RECORDS
Start of Block

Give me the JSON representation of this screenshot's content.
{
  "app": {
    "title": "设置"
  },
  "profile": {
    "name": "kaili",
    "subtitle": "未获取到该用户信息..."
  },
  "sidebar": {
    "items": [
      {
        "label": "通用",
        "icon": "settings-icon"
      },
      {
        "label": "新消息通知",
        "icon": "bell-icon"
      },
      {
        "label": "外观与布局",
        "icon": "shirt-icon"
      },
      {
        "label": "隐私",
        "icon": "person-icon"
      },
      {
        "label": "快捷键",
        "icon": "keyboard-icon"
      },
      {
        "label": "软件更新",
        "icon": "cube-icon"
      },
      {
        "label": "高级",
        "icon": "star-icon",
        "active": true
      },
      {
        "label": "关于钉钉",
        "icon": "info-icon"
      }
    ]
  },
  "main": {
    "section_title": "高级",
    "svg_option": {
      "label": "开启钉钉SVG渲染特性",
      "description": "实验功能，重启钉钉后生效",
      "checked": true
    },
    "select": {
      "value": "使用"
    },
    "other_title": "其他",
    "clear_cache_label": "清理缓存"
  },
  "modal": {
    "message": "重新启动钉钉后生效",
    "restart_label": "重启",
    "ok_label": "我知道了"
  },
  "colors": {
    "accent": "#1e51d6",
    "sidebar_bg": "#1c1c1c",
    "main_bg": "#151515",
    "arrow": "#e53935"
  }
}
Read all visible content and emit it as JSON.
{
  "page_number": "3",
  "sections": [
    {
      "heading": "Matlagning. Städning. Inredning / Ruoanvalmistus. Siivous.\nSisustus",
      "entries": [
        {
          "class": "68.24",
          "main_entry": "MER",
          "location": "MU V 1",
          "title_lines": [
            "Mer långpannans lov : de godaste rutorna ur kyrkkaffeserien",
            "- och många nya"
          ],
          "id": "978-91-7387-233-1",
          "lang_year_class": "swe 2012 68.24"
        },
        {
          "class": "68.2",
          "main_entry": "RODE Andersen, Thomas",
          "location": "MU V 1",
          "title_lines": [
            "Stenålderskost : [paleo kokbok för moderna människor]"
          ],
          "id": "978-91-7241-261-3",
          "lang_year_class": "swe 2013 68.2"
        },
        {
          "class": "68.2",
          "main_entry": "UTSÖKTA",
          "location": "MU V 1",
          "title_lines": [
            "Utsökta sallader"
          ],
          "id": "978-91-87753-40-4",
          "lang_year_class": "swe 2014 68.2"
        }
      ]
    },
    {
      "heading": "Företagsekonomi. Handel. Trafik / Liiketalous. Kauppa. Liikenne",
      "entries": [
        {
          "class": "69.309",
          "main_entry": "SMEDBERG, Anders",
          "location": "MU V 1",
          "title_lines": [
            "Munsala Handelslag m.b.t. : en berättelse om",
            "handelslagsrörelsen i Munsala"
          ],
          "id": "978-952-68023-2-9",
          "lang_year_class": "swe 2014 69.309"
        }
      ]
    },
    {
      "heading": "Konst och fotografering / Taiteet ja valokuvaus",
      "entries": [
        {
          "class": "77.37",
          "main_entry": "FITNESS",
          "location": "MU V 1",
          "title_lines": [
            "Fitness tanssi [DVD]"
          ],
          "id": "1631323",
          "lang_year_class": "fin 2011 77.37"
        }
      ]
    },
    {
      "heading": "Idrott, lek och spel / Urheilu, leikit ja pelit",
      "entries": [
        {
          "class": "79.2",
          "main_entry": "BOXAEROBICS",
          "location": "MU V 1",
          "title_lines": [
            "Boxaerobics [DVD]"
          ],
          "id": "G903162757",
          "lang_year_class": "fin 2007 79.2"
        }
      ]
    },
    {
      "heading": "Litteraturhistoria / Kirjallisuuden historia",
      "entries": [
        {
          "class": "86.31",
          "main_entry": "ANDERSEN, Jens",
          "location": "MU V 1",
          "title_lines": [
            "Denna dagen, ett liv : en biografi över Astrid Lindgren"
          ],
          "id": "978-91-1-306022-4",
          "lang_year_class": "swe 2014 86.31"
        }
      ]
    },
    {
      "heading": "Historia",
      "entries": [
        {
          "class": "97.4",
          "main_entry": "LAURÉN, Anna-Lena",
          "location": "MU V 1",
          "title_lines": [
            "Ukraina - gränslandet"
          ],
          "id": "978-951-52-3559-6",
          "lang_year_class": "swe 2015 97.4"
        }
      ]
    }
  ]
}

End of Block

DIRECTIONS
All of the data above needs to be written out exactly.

RESPONSE AREA
Give me the JSON representation of this screenshot's content.
{
  "app": {
    "title": "设置"
  },
  "profile": {
    "name": "kaili",
    "subtitle": "未获取到该用户信息..."
  },
  "sidebar": {
    "items": [
      {
        "label": "通用",
        "icon": "settings-icon"
      },
      {
        "label": "新消息通知",
        "icon": "bell-icon"
      },
      {
        "label": "外观与布局",
        "icon": "shirt-icon"
      },
      {
        "label": "隐私",
        "icon": "person-icon"
      },
      {
        "label": "快捷键",
        "icon": "keyboard-icon"
      },
      {
        "label": "软件更新",
        "icon": "cube-icon"
      },
      {
        "label": "高级",
        "icon": "star-icon",
        "active": true
      },
      {
        "label": "关于钉钉",
        "icon": "info-icon"
      }
    ]
  },
  "main": {
    "section_title": "高级",
    "svg_option": {
      "label": "开启钉钉SVG渲染特性",
      "description": "实验功能，重启钉钉后生效",
      "checked": true
    },
    "select": {
      "value": "使用"
    },
    "other_title": "其他",
    "clear_cache_label": "清理缓存"
  },
  "modal": {
    "message": "重新启动钉钉后生效",
    "restart_label": "重启",
    "ok_label": "我知道了"
  },
  "colors": {
    "accent": "#1e51d6",
    "sidebar_bg": "#1c1c1c",
    "main_bg": "#151515",
    "arrow": "#e53935"
  }
}
Read all visible content and emit it as JSON.
{
  "page_number": "3",
  "sections": [
    {
      "heading": "Matlagning. Städning. Inredning / Ruoanvalmistus. Siivous.\nSisustus",
      "entries": [
        {
          "class": "68.24",
          "main_entry": "MER",
          "location": "MU V 1",
          "title_lines": [
            "Mer långpannans lov : de godaste rutorna ur kyrkkaffeserien",
            "- och många nya"
          ],
          "id": "978-91-7387-233-1",
          "lang_year_class": "swe 2012 68.24"
        },
        {
          "class": "68.2",
          "main_entry": "RODE Andersen, Thomas",
          "location": "MU V 1",
          "title_lines": [
            "Stenålderskost : [paleo kokbok för moderna människor]"
          ],
          "id": "978-91-7241-261-3",
          "lang_year_class": "swe 2013 68.2"
        },
        {
          "class": "68.2",
          "main_entry": "UTSÖKTA",
          "location": "MU V 1",
          "title_lines": [
            "Utsökta sallader"
          ],
          "id": "978-91-87753-40-4",
          "lang_year_class": "swe 2014 68.2"
        }
      ]
    },
    {
      "heading": "Företagsekonomi. Handel. Trafik / Liiketalous. Kauppa. Liikenne",
      "entries": [
        {
          "class": "69.309",
          "main_entry": "SMEDBERG, Anders",
          "location": "MU V 1",
          "title_lines": [
            "Munsala Handelslag m.b.t. : en berättelse om",
            "handelslagsrörelsen i Munsala"
          ],
          "id": "978-952-68023-2-9",
          "lang_year_class": "swe 2014 69.309"
        }
      ]
    },
    {
      "heading": "Konst och fotografering / Taiteet ja valokuvaus",
      "entries": [
        {
          "class": "77.37",
          "main_entry": "FITNESS",
          "location": "MU V 1",
          "title_lines": [
            "Fitness tanssi [DVD]"
          ],
          "id": "1631323",
          "lang_year_class": "fin 2011 77.37"
        }
      ]
    },
    {
      "heading": "Idrott, lek och spel / Urheilu, leikit ja pelit",
      "entries": [
        {
          "class": "79.2",
          "main_entry": "BOXAEROBICS",
          "location": "MU V 1",
          "title_lines": [
            "Boxaerobics [DVD]"
          ],
          "id": "G903162757",
          "lang_year_class": "fin 2007 79.2"
        }
      ]
    },
    {
      "heading": "Litteraturhistoria / Kirjallisuuden historia",
      "entries": [
        {
          "class": "86.31",
          "main_entry": "ANDERSEN, Jens",
          "location": "MU V 1",
          "title_lines": [
            "Denna dagen, ett liv : en biografi över Astrid Lindgren"
          ],
          "id": "978-91-1-306022-4",
          "lang_year_class": "swe 2014 86.31"
        }
      ]
    },
    {
      "heading": "Historia",
      "entries": [
        {
          "class": "97.4",
          "main_entry": "LAURÉN, Anna-Lena",
          "location": "MU V 1",
          "title_lines": [
            "Ukraina - gränslandet"
          ],
          "id": "978-951-52-3559-6",
          "lang_year_class": "swe 2015 97.4"
        }
      ]
    }
  ]
}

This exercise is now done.